───── Records to use

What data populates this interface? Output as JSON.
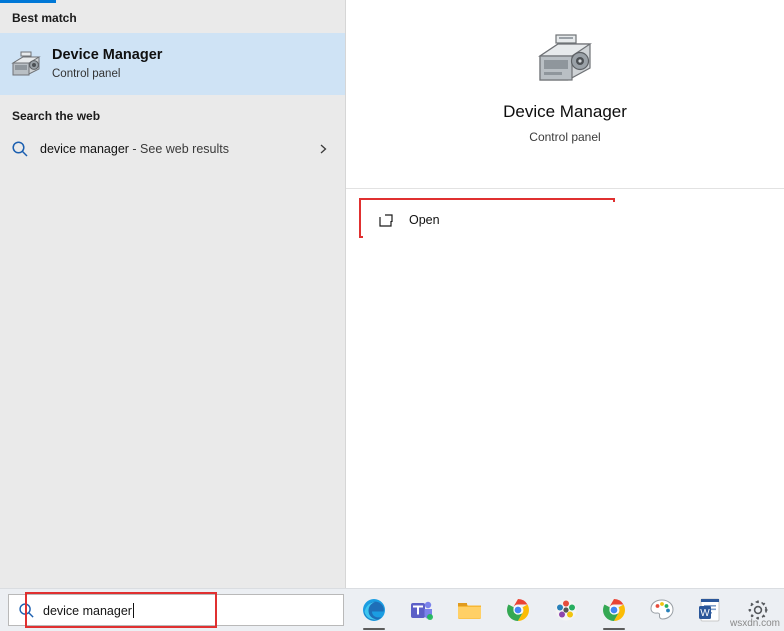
{
  "left_panel": {
    "best_match_header": "Best match",
    "best_match": {
      "title": "Device Manager",
      "subtitle": "Control panel",
      "icon": "device-manager-icon"
    },
    "web_header": "Search the web",
    "web_result": {
      "query": "device manager",
      "suffix": " - See web results",
      "icon": "search-icon",
      "chevron": "chevron-right-icon"
    }
  },
  "right_panel": {
    "preview": {
      "title": "Device Manager",
      "subtitle": "Control panel",
      "icon": "device-manager-icon"
    },
    "actions": [
      {
        "label": "Open",
        "icon": "open-external-icon",
        "highlight_color": "#e03030"
      }
    ]
  },
  "taskbar": {
    "search": {
      "value": "device manager",
      "placeholder": "Type here to search",
      "icon": "search-icon",
      "highlight_color": "#e03030"
    },
    "icons": [
      {
        "name": "microsoft-edge-icon",
        "active": true
      },
      {
        "name": "microsoft-teams-icon",
        "active": false
      },
      {
        "name": "file-explorer-icon",
        "active": false
      },
      {
        "name": "google-chrome-icon",
        "active": false
      },
      {
        "name": "app-colored-icon",
        "active": false
      },
      {
        "name": "google-chrome-canary-icon",
        "active": true
      },
      {
        "name": "paint-icon",
        "active": false
      },
      {
        "name": "microsoft-word-icon",
        "active": false
      },
      {
        "name": "settings-gear-icon",
        "active": false
      }
    ]
  },
  "watermark": "wsxdn.com",
  "colors": {
    "accent": "#0078d7",
    "selection": "#cfe3f5",
    "panel_bg": "#eaeaea",
    "highlight": "#e03030"
  }
}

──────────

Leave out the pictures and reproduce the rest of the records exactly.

What data populates this interface? Output as JSON.
{
  "left_panel": {
    "best_match_header": "Best match",
    "best_match": {
      "title": "Device Manager",
      "subtitle": "Control panel",
      "icon": "device-manager-icon"
    },
    "web_header": "Search the web",
    "web_result": {
      "query": "device manager",
      "suffix": " - See web results",
      "icon": "search-icon",
      "chevron": "chevron-right-icon"
    }
  },
  "right_panel": {
    "preview": {
      "title": "Device Manager",
      "subtitle": "Control panel",
      "icon": "device-manager-icon"
    },
    "actions": [
      {
        "label": "Open",
        "icon": "open-external-icon",
        "highlight_color": "#e03030"
      }
    ]
  },
  "taskbar": {
    "search": {
      "value": "device manager",
      "placeholder": "Type here to search",
      "icon": "search-icon",
      "highlight_color": "#e03030"
    },
    "icons": [
      {
        "name": "microsoft-edge-icon",
        "active": true
      },
      {
        "name": "microsoft-teams-icon",
        "active": false
      },
      {
        "name": "file-explorer-icon",
        "active": false
      },
      {
        "name": "google-chrome-icon",
        "active": false
      },
      {
        "name": "app-colored-icon",
        "active": false
      },
      {
        "name": "google-chrome-canary-icon",
        "active": true
      },
      {
        "name": "paint-icon",
        "active": false
      },
      {
        "name": "microsoft-word-icon",
        "active": false
      },
      {
        "name": "settings-gear-icon",
        "active": false
      }
    ]
  },
  "watermark": "wsxdn.com",
  "colors": {
    "accent": "#0078d7",
    "selection": "#cfe3f5",
    "panel_bg": "#eaeaea",
    "highlight": "#e03030"
  }
}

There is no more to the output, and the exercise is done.